  • Delhi Govt plans Rs 25000 crore project to depollute Yamuna

    The Delhi Government has announced a Rs 25000-crore inter-linked project that seeks to substantially bring down the pollution in Yamuna by treating effluent and wastewater discharge into the river.

    The ambitious comprehensive interceptor sewer project, that seeks to ensure that water from drains is treated before being discharged into the Yamuna, will see laying of new intercepter sewer pipelines and making fully operational the existing lines.


  • 'Tibetan glacier melt can fuel tension among Asian neighbours'

    Melting glaciers in the Tibetan plateau, home to some of the largest rivers that feed millions across India, China and Pakistan, have the potential to raise tensions between several of the region's countries, a new briefing has indicated.

    There are concerns that tensions will increase due to climate-driven water variability in the trans-boundary drainage systems linked to the vast Tibetan plateau in central Asia, where rivers supply more than one billion people with water, the briefing released earlier this month said.



Industry recognises water investment need in India

With growing urbanisation, steady population growth and industrialisation, the industry recognises an urgent need for investment in India's water and wastewater infrastructure, says SIWW MD Maurice Neo.



The successes in Greece and Indonesia demonstrate civil society wants to keep water in public hands. And yet the World Bank continues its dogmatic promotion of privatization.


Degrees of Thirst: The World’s Water Supply

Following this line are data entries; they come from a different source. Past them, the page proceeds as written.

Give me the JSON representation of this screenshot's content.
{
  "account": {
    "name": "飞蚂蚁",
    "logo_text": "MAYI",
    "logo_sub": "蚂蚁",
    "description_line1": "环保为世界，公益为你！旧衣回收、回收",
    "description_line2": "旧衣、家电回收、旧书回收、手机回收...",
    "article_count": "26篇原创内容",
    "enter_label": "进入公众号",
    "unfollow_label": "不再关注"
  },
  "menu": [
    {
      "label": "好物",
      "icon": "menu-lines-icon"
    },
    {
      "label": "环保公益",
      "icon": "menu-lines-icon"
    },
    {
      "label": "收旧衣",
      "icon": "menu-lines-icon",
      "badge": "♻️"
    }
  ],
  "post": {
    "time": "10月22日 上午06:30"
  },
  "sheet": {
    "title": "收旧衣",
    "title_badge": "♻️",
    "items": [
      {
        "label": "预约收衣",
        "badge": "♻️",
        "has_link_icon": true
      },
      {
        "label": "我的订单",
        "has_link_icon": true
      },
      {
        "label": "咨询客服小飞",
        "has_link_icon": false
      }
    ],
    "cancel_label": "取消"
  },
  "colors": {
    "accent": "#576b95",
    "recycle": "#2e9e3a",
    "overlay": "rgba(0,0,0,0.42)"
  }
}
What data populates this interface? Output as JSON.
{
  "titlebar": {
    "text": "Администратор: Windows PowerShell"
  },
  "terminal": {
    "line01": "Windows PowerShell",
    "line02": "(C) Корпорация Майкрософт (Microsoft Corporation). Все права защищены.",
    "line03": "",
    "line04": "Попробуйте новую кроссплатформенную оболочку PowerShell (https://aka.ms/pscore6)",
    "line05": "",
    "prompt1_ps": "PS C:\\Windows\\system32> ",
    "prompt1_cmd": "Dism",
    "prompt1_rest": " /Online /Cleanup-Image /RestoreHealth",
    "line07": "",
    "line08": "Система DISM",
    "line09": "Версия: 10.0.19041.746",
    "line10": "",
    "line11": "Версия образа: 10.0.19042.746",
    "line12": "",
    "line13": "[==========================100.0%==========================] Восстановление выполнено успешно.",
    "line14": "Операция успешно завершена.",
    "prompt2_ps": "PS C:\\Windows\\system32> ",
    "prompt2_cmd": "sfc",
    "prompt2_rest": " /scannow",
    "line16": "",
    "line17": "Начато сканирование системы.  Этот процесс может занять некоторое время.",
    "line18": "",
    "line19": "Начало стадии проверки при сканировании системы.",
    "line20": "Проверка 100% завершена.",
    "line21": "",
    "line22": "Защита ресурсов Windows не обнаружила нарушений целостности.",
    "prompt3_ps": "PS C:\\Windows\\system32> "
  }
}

It’s no secret that there is a water crisis in many developing countries around the world. Many people everyday go without clean water. More people have access to a mobile phone than they do to a toilet.